British Influence is launching a new series of reports as seek to change the terms of the debate about Britain’s role in Europe and in the world. Passionately internationalist, we are as concerned with the impact of power, politics and economics on people as on nations and institutions.
What happens to Britain in the days, months and years following the referendum is explored in the six chapters of this report. We look at the possible consequences raised for the country and demonstrate that a wide range of economic, constitutional and political issues would need to be addressed, and in a relatively short period of time.
The report concludes by posing 10 key questions that advocates of Britain's withdrawal from the EU need to answer if they are to put forward a credible alternative to EU membership that offers the UK the same advantages in terms of prosperity and security.

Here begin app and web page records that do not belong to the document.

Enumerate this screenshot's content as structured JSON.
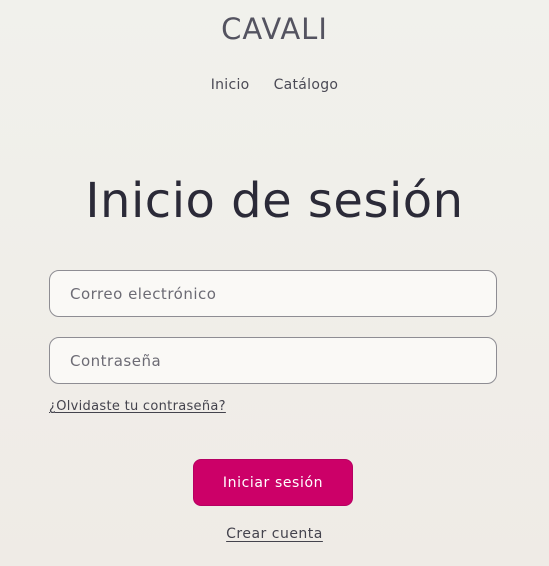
{
  "header": {
    "brand": "CAVALI",
    "nav": [
      {
        "label": "Inicio"
      },
      {
        "label": "Catálogo"
      }
    ]
  },
  "login": {
    "title": "Inicio de sesión",
    "email_placeholder": "Correo electrónico",
    "password_placeholder": "Contraseña",
    "forgot_link": "¿Olvidaste tu contraseña?",
    "submit_label": "Iniciar sesión",
    "create_account_link": "Crear cuenta"
  },
  "colors": {
    "accent": "#cc0068",
    "text": "#2b2a33"
  }
}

There have long been calls for opponents of the UK’s membership of the European Union to set out what alternative arrangements they would propose instead. Recently Vote Leave, one of the pressure groups competing to be the official voice of the leave campaign in the forthcoming referendum, has published what it called “seven principles” for the UK outside the EU. Unfortunately they are fuzzy, in some cases inaccurate and not reassuring.
In this brief analysis, David Hannay and Nick Kent provide their commentary on each of these "principles" to provide an analysis that they hope will be useful to all who care about Britain’s future and its position in the world.

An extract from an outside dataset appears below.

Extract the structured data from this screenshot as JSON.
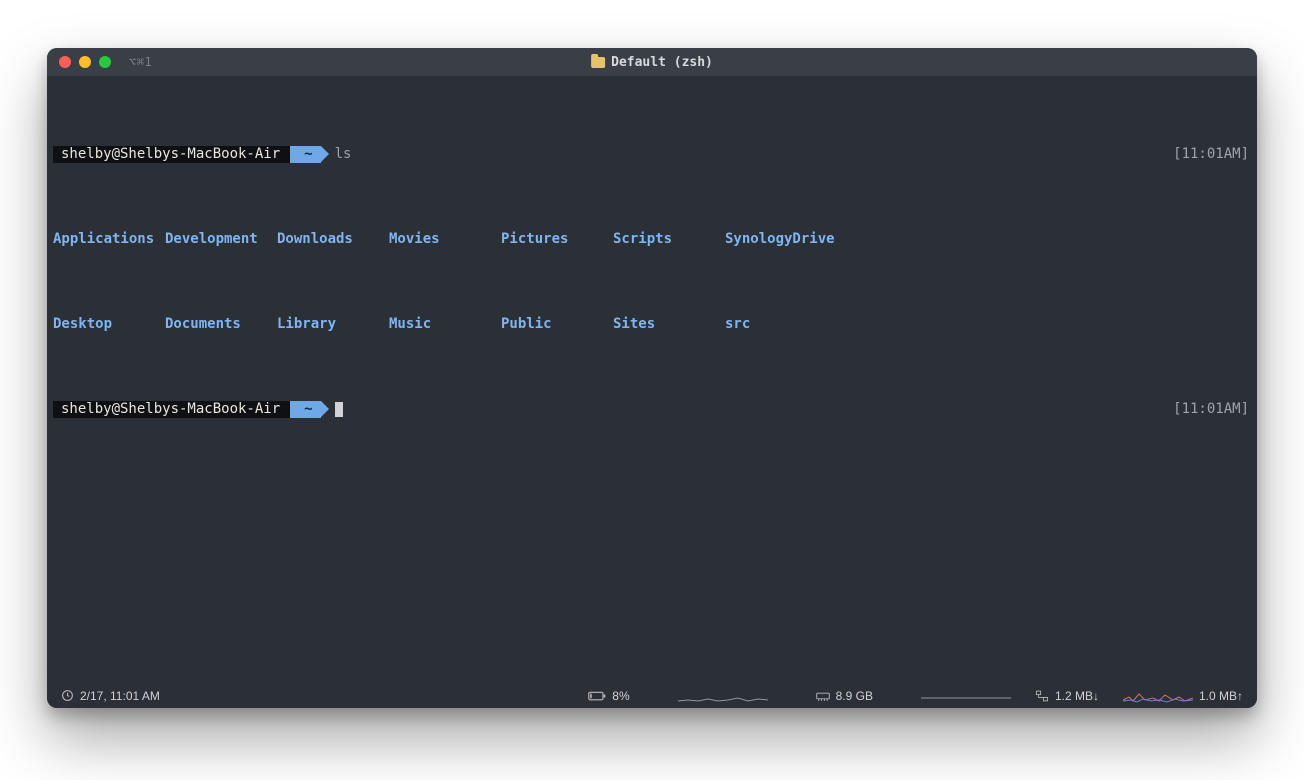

When British Influence published its first Brexit report in December 2015, the question of the impact on Northern Ireland, on Ireland and on the Anglo-Irish relationship was an issue that repeatedly came up. Politicians, diplomats and business people all expressed concern that this important issue was given little prominence in the debate.

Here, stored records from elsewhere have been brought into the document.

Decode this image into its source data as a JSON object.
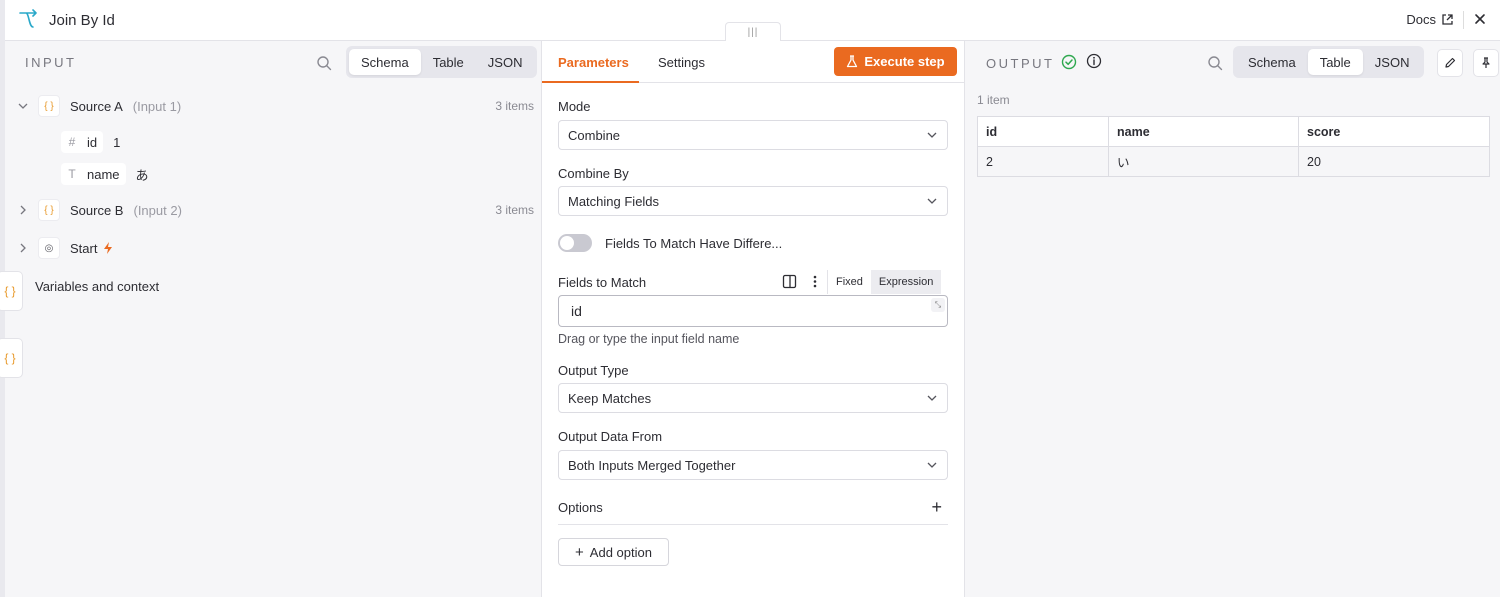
{
  "window": {
    "title": "Join By Id",
    "docs_label": "Docs"
  },
  "input": {
    "label": "INPUT",
    "tabs": [
      "Schema",
      "Table",
      "JSON"
    ],
    "active_tab": "Schema",
    "tree": {
      "source_a": {
        "name": "Source A",
        "sub": "(Input 1)",
        "count": "3 items"
      },
      "fields": [
        {
          "type_glyph": "#",
          "name": "id",
          "value": "1"
        },
        {
          "type_glyph": "T",
          "name": "name",
          "value": "あ"
        }
      ],
      "source_b": {
        "name": "Source B",
        "sub": "(Input 2)",
        "count": "3 items"
      },
      "start": {
        "name": "Start"
      },
      "variables": "Variables and context"
    }
  },
  "params": {
    "tabs": [
      "Parameters",
      "Settings"
    ],
    "active_tab": "Parameters",
    "execute_label": "Execute step",
    "mode": {
      "label": "Mode",
      "value": "Combine"
    },
    "combine_by": {
      "label": "Combine By",
      "value": "Matching Fields"
    },
    "toggle_label": "Fields To Match Have Differe...",
    "fields_to_match": {
      "label": "Fields to Match",
      "fixed_label": "Fixed",
      "expression_label": "Expression",
      "value": "id",
      "hint": "Drag or type the input field name"
    },
    "output_type": {
      "label": "Output Type",
      "value": "Keep Matches"
    },
    "output_data_from": {
      "label": "Output Data From",
      "value": "Both Inputs Merged Together"
    },
    "options_label": "Options",
    "add_option_label": "Add option"
  },
  "output": {
    "label": "OUTPUT",
    "tabs": [
      "Schema",
      "Table",
      "JSON"
    ],
    "active_tab": "Table",
    "items_count": "1 item",
    "columns": [
      "id",
      "name",
      "score"
    ],
    "rows": [
      [
        "2",
        "い",
        "20"
      ]
    ]
  },
  "colors": {
    "accent": "#ea6a20",
    "success": "#2fa84f",
    "object_badge": "#e89a2c"
  }
}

This report is a response to those concerns. It has been informed by discussions in Dublin in January with several leading figures in Irish politics, media and government. But it also reflects many other conversations over the last two years in Britain and in Brussels.
Those advocating that Britain leave the European Union often contend that it should do so in order to re-embrace the Commonwealth, develop it into a unified political and economic unit and utilise it as the chief means by which Britain exercises influence in the world.
This report demonstrates just how misguided this idea is, not only because of poor economic and geopolitical justifications, but because the Commonwealth nations themselves are not waiting with open arms for the UK to leave the EU.